next up previous
Next: Breadth-first search Up: October 11 Previous: Graph representation

Depth-first search (DFS)

There are various ways to traverse (visit all the nodes) of a graph systematically. A couple of these ways (depth-first and breadth-first) give us some information about graph structure (e.g. connectedness).

In depth-first search the idea is to travel as deep as possible from neighbour to neighbour before backtracking. What determines how deep is possible is that you must follow edges, and you don't visit any vertex twice.

To do this properly we need to keep track of which vertices have already been visited, plus how we got to (the path to...) where we currently are, so that we can backtrack.
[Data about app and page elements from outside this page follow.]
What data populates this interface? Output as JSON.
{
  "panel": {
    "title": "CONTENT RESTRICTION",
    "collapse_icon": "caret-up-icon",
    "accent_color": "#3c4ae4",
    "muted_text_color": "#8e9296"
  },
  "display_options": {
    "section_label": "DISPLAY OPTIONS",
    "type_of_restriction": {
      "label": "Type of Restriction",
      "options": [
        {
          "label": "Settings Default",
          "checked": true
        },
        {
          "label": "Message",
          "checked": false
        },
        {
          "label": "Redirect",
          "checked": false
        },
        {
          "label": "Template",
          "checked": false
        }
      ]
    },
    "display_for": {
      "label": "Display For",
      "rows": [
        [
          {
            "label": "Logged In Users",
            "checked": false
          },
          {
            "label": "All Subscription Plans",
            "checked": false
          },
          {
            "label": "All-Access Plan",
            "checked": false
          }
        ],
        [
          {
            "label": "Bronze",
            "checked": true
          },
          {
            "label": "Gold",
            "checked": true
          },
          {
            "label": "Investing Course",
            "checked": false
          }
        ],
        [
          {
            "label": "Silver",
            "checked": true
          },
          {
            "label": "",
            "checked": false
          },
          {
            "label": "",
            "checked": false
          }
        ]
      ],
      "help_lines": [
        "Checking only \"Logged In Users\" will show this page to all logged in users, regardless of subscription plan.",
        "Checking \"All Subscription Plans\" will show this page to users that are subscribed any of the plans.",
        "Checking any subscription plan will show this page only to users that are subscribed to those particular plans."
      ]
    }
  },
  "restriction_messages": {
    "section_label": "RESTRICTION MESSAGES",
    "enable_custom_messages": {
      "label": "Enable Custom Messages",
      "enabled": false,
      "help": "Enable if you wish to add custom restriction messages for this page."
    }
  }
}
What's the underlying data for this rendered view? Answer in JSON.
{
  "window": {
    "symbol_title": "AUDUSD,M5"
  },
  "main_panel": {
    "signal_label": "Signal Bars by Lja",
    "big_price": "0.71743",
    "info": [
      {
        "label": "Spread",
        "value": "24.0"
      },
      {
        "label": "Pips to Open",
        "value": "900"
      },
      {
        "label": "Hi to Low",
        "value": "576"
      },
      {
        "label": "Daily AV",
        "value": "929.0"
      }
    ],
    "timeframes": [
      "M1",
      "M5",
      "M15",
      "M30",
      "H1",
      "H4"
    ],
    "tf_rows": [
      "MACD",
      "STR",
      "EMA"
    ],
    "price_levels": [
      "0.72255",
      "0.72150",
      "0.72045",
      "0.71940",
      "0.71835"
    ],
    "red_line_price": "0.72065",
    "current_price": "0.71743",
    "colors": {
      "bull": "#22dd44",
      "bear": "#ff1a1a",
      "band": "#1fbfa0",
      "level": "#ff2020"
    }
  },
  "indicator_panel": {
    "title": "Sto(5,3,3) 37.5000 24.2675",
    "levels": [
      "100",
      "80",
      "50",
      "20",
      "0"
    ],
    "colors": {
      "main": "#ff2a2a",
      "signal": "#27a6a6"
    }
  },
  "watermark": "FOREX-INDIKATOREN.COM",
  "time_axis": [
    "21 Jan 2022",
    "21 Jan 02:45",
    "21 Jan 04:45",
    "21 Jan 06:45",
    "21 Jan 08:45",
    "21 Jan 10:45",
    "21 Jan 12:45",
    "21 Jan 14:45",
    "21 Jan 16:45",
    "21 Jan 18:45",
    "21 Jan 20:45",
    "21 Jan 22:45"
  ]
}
We could keep track of which nodes were visited in a boolean array, and a stack to push nodes onto that we mean to visit (the course Readings have a recursive algorithm for DFS which takes a slightly different approach). Here's some pseudocode:

      DFS(G,v)   ( v is the vertex where the search starts )
         Stack S := {};   ( start with an empty stack )
         for each vertex u, set visited[u] := false;
         push S, v;
         while (S is not empty) do
            u := pop S;
            if (not visited[u]) then
               visited[u] := true;
               for each unvisited neighbour w of u
                  push S, w;
            end if
         end while
      END DFS()
It would probably be useful to keep track of the edges we used to visit the vertices, since these edges would span the vertices visited. One way to do this is with another array predecessor[u] which indicates which vertex $ u$ was reached from. When we are processing the neighbours of, say, vertex $ u$, for each neighbour (say $ v$) of $ u$ that we push onto the stack, we set predecessor[v] to $ u$. Eventually we end up with a tree: an acyclic, connected graph of all the vertices that can be reached from our starting point.

What happens if our original graph $ G$ isn't connected? Then DFS(G,v) won't visit any vertices that aren't connected to its starting point. You'll need an outer loop that iterates over unvisited vertices, and then calls DFS(G,V).

The end result is a forest (a collection of trees) representing the connected components of $ G$.

next up previous
Next: Breadth-first search Up: October 11 Previous: Graph representation
Danny Heap 2002-12-16